Financial Literacy February- Dessert$
For as long as I can remember, I have coveted sweets.
I grew up in a household where the sweetest thing in the pantry was a pretzel. When I would ask for dessert, on of my parents would hand me a carrot and the carrot peeler. I remember literally salivating one when I heard my dad use the phrase “piece of cake” when talking to the landlord. I even remember the specific cake that I was salivating for: yellow with chocolate frosting. I heard him say it through the window, and taking it literally, ran outdoors in pursuit of a sweet treat. Well over 20 years later, I am still disappointed with the linguistic lesson that stepped in the way of my desired (and nonexistent) dessert.
And well over 20 years later, I have the strongest sweet tooth of any of my peers. Up until fairly recently, I would have a dessert every day. Somewhere between waking up and brushing and flossing before bed, I would without doubt have a delightful and indulgent few moments with a cookie, a cone of soy ice cream, something from the vending machine at work, a vegan doughnut from whole foods, an elderly candy cane or coat pocket starlight mint if I was desperate. I blame it on my parents.
This is not to say that I don’t like real foods. I love them, especially the ridiculously healthy ones. I’m a strict vegan and I otherwise eat mostly unprocessed foods and produce from the farmers market. I don’t own a microwave, and I’m too cheap to buy most prepared meals. Desserts have always been an exception for me. While I’ll balk at paying $6 for a sack of rice that will last two weeks, I’ve tended to think nothing of throwing down $2.50 for a delicious cookie that will last 15 minutes or less. Not to say that the cookie isn’t delicious (it is! The picture below has made me really, really want one)– but there have certainly been eras where I’ve one of them every single day. That’s a lot of money for someone who has mostly lived on the financial fringe.

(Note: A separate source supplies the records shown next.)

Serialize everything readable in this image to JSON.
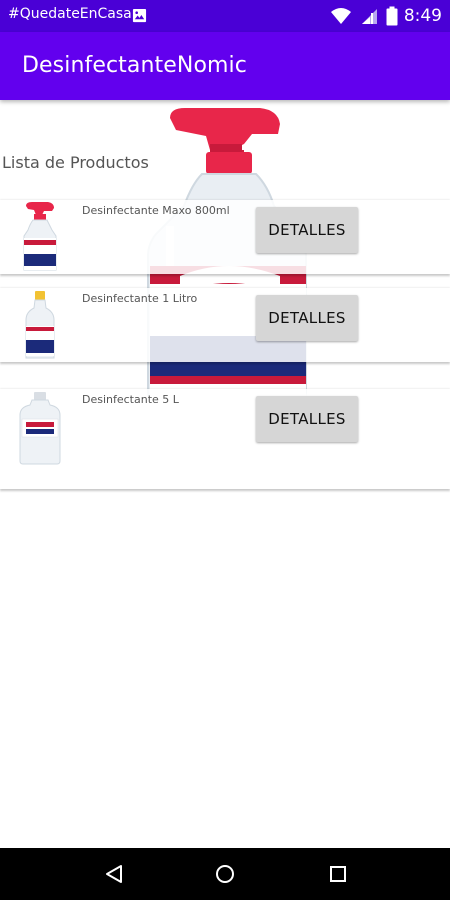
{
  "status_bar": {
    "notification_text": "#QuedateEnCasa",
    "notification_icon": "image-icon",
    "icons": [
      "wifi-icon",
      "signal-icon",
      "battery-icon"
    ],
    "time": "8:49"
  },
  "app_bar": {
    "title": "DesinfectanteNomic",
    "color": "#6200ee"
  },
  "main": {
    "heading": "Lista de Productos",
    "background_image": "spray-bottle-image",
    "products": [
      {
        "name": "Desinfectante Maxo 800ml",
        "button_label": "DETALLES",
        "thumbnail": "spray-bottle-image"
      },
      {
        "name": "Desinfectante 1 Litro",
        "button_label": "DETALLES",
        "thumbnail": "liter-bottle-image"
      },
      {
        "name": "Desinfectante 5 L",
        "button_label": "DETALLES",
        "thumbnail": "gallon-jug-image"
      }
    ]
  },
  "nav_bar": {
    "buttons": [
      "back-icon",
      "home-icon",
      "recents-icon"
    ]
  },
  "colors": {
    "status_bar": "#4a00d6",
    "app_bar": "#6200ee",
    "button": "#d6d6d6",
    "bottle_cap": "#e8264a",
    "label_blue": "#1b2a7a"
  }
}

Alternative Baking Company is a brand that I can feel non-evil about supporting– but I’ve certainly had a number of rendez vous with Red Vines, the accidentally vegan animal cookies in the vending machine at one of my jobs, soda (ewwww) when I worked restaurant jobs and it was free, accidentally-vegan cheap store brand cookies…
But getting to the point of this post. This is not a post about getting healthier. This is not a post about making ethical dessert choices. As it is “Financial Literacy February,” this is a post about saving money. Let’s say I was spending $2/day on desserts. Not bad (and certainly not as bad as those poor souls who spend $6 every morning on coffee have it), until I consider that’s around $60 per month. $60 is a pair of shoes, a week and a half of local produce for a household of 2 people, one tenth of a pretty great bicycle (so great that it would get stolen in 2 seconds), a museum membership, half of a dremel, or about a bajillion of the things that I covet on Etsy. $60 is a lot of money!
But I love sweets, and I think that abandoning my sweet tooth cold turkey would take a sizable chunk of joy out of my life. February’s deal is that if I want a dessert, I have to make it myself. This will save money, both because ingredients are cheaper than finished products, and because I’m pretty busy these days– I don’t have a lot of time to bake. This fate is far from unpleasant– I’m quite a proficient baker, and I can throw together batch of cookies in less than 10 minutes.
I’m doing ok so far– I made chocolate chip cookies last week that were pretty decadent. They were chewy and crispy, all at once! I did buy a quart of vanilla soy ice cream from trader joes– though its original intention was as an element of Monday mornings homemade strawberry shortcake. I think it still counts as purchasing a ready made dessert. But no one’s tracking points here.